- _Task_
Note each line in the data below that holds "autoSqlSession", and copy it.

- _App and web page records_

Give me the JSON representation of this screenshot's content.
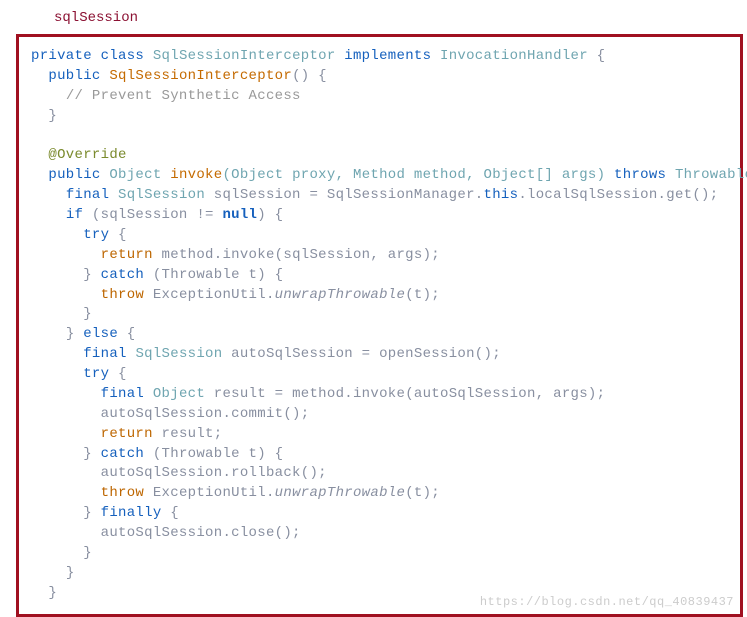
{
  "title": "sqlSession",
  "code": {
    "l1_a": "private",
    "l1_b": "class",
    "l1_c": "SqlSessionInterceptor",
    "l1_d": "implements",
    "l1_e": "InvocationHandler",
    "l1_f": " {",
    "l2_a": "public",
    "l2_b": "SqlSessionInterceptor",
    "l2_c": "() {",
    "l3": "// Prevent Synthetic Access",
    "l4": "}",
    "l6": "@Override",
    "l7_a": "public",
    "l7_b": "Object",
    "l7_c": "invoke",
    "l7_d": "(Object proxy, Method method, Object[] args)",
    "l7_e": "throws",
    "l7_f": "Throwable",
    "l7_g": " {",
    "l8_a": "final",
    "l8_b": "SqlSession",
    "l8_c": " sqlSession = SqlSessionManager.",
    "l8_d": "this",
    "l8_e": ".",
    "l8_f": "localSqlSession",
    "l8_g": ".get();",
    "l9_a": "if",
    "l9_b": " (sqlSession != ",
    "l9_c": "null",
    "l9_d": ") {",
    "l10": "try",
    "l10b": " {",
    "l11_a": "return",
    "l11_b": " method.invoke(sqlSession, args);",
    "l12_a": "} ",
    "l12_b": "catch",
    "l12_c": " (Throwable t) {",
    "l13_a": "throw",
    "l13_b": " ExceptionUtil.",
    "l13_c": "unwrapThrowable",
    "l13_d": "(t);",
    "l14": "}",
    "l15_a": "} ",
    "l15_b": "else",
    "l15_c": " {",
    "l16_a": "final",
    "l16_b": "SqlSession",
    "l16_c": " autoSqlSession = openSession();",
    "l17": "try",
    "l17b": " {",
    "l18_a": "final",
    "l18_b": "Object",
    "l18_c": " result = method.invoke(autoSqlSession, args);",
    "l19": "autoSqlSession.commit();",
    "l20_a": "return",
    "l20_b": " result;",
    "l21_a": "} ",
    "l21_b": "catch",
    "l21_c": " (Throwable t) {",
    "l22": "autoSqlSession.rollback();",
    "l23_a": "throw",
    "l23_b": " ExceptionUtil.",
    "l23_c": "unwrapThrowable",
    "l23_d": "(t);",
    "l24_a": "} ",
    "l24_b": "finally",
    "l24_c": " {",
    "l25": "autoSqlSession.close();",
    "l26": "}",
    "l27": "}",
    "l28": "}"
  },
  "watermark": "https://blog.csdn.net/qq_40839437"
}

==

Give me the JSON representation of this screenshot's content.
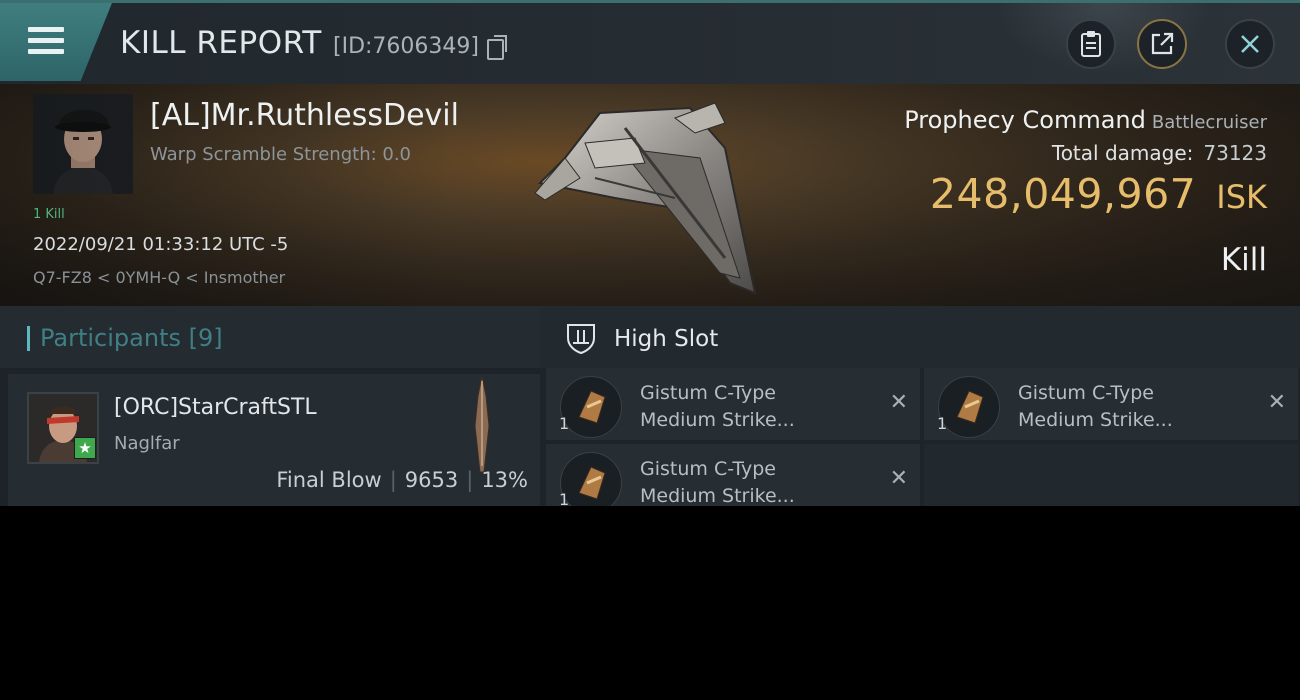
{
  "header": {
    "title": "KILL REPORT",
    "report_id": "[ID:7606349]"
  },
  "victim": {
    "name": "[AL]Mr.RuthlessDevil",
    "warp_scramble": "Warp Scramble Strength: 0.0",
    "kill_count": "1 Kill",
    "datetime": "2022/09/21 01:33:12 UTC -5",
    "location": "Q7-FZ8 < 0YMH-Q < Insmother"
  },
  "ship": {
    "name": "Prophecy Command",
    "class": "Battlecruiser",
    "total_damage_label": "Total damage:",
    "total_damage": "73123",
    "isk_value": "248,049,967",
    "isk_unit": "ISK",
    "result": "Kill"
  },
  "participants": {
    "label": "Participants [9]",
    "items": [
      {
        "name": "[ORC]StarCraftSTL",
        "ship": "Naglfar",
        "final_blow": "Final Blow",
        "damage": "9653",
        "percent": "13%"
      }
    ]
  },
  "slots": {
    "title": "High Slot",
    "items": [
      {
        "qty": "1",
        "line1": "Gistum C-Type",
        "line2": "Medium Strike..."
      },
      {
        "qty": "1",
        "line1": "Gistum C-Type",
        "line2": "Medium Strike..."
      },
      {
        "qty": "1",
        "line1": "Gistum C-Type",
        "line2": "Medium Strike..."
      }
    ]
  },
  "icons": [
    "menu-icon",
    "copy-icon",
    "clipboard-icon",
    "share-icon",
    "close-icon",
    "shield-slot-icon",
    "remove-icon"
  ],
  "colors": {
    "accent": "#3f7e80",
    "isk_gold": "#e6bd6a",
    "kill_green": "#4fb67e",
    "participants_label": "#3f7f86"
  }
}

- _Solution to this problem_
    "l16_c": " autoSqlSession = openSession();",
    "l18_c": " result = method.invoke(autoSqlSession, args);",
    "l19": "autoSqlSession.commit();",
    "l22": "autoSqlSession.rollback();",
    "l25": "autoSqlSession.close();",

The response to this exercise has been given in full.